-- MATERIAL SHOWN follows --
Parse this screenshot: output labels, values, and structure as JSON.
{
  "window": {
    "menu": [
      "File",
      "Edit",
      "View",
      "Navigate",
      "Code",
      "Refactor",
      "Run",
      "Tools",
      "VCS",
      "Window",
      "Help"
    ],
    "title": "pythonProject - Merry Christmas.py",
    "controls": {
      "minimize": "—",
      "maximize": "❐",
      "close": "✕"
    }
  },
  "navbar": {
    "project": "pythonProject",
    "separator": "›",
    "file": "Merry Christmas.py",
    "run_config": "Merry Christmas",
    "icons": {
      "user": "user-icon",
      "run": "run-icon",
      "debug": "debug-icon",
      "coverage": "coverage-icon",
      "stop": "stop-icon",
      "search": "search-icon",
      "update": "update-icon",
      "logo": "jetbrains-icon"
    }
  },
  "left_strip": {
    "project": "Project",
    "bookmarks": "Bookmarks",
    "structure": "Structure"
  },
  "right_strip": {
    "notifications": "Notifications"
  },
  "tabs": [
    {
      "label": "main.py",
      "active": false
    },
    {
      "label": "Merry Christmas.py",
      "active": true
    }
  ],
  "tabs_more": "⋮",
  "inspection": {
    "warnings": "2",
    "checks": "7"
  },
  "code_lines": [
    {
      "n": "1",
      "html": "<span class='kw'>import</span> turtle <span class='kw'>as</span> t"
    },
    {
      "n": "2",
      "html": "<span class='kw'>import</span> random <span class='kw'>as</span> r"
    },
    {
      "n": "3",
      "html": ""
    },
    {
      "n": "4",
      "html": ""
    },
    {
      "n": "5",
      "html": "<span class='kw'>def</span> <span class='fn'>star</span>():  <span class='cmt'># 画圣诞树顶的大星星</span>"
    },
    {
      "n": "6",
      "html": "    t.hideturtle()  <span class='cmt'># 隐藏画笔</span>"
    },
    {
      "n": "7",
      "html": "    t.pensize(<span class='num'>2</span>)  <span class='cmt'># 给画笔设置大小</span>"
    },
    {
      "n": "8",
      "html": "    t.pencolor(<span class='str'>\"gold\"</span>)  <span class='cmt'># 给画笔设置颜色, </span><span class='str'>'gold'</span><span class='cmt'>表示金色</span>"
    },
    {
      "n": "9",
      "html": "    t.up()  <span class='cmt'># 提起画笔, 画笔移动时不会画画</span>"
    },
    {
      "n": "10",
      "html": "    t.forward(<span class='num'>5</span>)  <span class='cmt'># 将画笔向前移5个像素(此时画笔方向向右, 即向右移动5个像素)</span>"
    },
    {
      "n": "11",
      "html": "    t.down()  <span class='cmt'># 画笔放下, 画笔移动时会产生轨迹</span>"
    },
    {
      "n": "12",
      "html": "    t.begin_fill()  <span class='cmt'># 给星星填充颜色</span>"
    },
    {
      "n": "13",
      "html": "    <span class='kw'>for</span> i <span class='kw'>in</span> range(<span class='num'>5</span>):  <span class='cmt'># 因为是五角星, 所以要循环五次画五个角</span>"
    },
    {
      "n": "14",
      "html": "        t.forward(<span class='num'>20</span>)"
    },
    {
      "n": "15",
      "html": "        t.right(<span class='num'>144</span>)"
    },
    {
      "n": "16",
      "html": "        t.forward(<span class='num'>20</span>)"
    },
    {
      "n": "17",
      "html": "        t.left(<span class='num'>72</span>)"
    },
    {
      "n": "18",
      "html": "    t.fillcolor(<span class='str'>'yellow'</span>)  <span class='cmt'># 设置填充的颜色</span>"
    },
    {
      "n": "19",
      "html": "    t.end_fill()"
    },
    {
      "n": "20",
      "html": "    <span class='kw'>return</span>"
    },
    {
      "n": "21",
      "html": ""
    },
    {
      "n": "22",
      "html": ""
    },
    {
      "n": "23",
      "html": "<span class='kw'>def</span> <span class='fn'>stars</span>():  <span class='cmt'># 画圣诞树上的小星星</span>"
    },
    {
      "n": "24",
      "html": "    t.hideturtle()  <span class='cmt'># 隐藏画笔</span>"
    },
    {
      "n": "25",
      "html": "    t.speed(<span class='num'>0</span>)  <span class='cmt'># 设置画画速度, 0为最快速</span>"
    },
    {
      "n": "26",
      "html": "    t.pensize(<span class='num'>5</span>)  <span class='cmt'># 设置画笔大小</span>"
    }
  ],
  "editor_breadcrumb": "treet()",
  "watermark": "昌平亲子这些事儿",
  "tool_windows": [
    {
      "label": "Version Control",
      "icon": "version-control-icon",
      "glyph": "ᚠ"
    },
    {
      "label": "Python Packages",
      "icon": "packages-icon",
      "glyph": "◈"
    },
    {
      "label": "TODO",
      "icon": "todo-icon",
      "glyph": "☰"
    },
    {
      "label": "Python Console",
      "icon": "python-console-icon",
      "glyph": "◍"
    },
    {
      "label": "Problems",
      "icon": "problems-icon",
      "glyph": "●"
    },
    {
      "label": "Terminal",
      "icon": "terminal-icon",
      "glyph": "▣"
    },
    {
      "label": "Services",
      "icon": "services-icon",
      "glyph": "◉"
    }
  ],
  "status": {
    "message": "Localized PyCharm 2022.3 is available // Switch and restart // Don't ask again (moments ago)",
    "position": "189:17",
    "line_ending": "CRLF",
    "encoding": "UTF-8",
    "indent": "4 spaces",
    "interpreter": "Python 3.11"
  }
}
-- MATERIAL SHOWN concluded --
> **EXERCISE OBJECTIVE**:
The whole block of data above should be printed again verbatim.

> **TASK RESULT**:
Parse this screenshot: output labels, values, and structure as JSON.
{
  "window": {
    "menu": [
      "File",
      "Edit",
      "View",
      "Navigate",
      "Code",
      "Refactor",
      "Run",
      "Tools",
      "VCS",
      "Window",
      "Help"
    ],
    "title": "pythonProject - Merry Christmas.py",
    "controls": {
      "minimize": "—",
      "maximize": "❐",
      "close": "✕"
    }
  },
  "navbar": {
    "project": "pythonProject",
    "separator": "›",
    "file": "Merry Christmas.py",
    "run_config": "Merry Christmas",
    "icons": {
      "user": "user-icon",
      "run": "run-icon",
      "debug": "debug-icon",
      "coverage": "coverage-icon",
      "stop": "stop-icon",
      "search": "search-icon",
      "update": "update-icon",
      "logo": "jetbrains-icon"
    }
  },
  "left_strip": {
    "project": "Project",
    "bookmarks": "Bookmarks",
    "structure": "Structure"
  },
  "right_strip": {
    "notifications": "Notifications"
  },
  "tabs": [
    {
      "label": "main.py",
      "active": false
    },
    {
      "label": "Merry Christmas.py",
      "active": true
    }
  ],
  "tabs_more": "⋮",
  "inspection": {
    "warnings": "2",
    "checks": "7"
  },
  "code_lines": [
    {
      "n": "1",
      "html": "<span class='kw'>import</span> turtle <span class='kw'>as</span> t"
    },
    {
      "n": "2",
      "html": "<span class='kw'>import</span> random <span class='kw'>as</span> r"
    },
    {
      "n": "3",
      "html": ""
    },
    {
      "n": "4",
      "html": ""
    },
    {
      "n": "5",
      "html": "<span class='kw'>def</span> <span class='fn'>star</span>():  <span class='cmt'># 画圣诞树顶的大星星</span>"
    },
    {
      "n": "6",
      "html": "    t.hideturtle()  <span class='cmt'># 隐藏画笔</span>"
    },
    {
      "n": "7",
      "html": "    t.pensize(<span class='num'>2</span>)  <span class='cmt'># 给画笔设置大小</span>"
    },
    {
      "n": "8",
      "html": "    t.pencolor(<span class='str'>\"gold\"</span>)  <span class='cmt'># 给画笔设置颜色, </span><span class='str'>'gold'</span><span class='cmt'>表示金色</span>"
    },
    {
      "n": "9",
      "html": "    t.up()  <span class='cmt'># 提起画笔, 画笔移动时不会画画</span>"
    },
    {
      "n": "10",
      "html": "    t.forward(<span class='num'>5</span>)  <span class='cmt'># 将画笔向前移5个像素(此时画笔方向向右, 即向右移动5个像素)</span>"
    },
    {
      "n": "11",
      "html": "    t.down()  <span class='cmt'># 画笔放下, 画笔移动时会产生轨迹</span>"
    },
    {
      "n": "12",
      "html": "    t.begin_fill()  <span class='cmt'># 给星星填充颜色</span>"
    },
    {
      "n": "13",
      "html": "    <span class='kw'>for</span> i <span class='kw'>in</span> range(<span class='num'>5</span>):  <span class='cmt'># 因为是五角星, 所以要循环五次画五个角</span>"
    },
    {
      "n": "14",
      "html": "        t.forward(<span class='num'>20</span>)"
    },
    {
      "n": "15",
      "html": "        t.right(<span class='num'>144</span>)"
    },
    {
      "n": "16",
      "html": "        t.forward(<span class='num'>20</span>)"
    },
    {
      "n": "17",
      "html": "        t.left(<span class='num'>72</span>)"
    },
    {
      "n": "18",
      "html": "    t.fillcolor(<span class='str'>'yellow'</span>)  <span class='cmt'># 设置填充的颜色</span>"
    },
    {
      "n": "19",
      "html": "    t.end_fill()"
    },
    {
      "n": "20",
      "html": "    <span class='kw'>return</span>"
    },
    {
      "n": "21",
      "html": ""
    },
    {
      "n": "22",
      "html": ""
    },
    {
      "n": "23",
      "html": "<span class='kw'>def</span> <span class='fn'>stars</span>():  <span class='cmt'># 画圣诞树上的小星星</span>"
    },
    {
      "n": "24",
      "html": "    t.hideturtle()  <span class='cmt'># 隐藏画笔</span>"
    },
    {
      "n": "25",
      "html": "    t.speed(<span class='num'>0</span>)  <span class='cmt'># 设置画画速度, 0为最快速</span>"
    },
    {
      "n": "26",
      "html": "    t.pensize(<span class='num'>5</span>)  <span class='cmt'># 设置画笔大小</span>"
    }
  ],
  "editor_breadcrumb": "treet()",
  "watermark": "昌平亲子这些事儿",
  "tool_windows": [
    {
      "label": "Version Control",
      "icon": "version-control-icon",
      "glyph": "ᚠ"
    },
    {
      "label": "Python Packages",
      "icon": "packages-icon",
      "glyph": "◈"
    },
    {
      "label": "TODO",
      "icon": "todo-icon",
      "glyph": "☰"
    },
    {
      "label": "Python Console",
      "icon": "python-console-icon",
      "glyph": "◍"
    },
    {
      "label": "Problems",
      "icon": "problems-icon",
      "glyph": "●"
    },
    {
      "label": "Terminal",
      "icon": "terminal-icon",
      "glyph": "▣"
    },
    {
      "label": "Services",
      "icon": "services-icon",
      "glyph": "◉"
    }
  ],
  "status": {
    "message": "Localized PyCharm 2022.3 is available // Switch and restart // Don't ask again (moments ago)",
    "position": "189:17",
    "line_ending": "CRLF",
    "encoding": "UTF-8",
    "indent": "4 spaces",
    "interpreter": "Python 3.11"
  }
}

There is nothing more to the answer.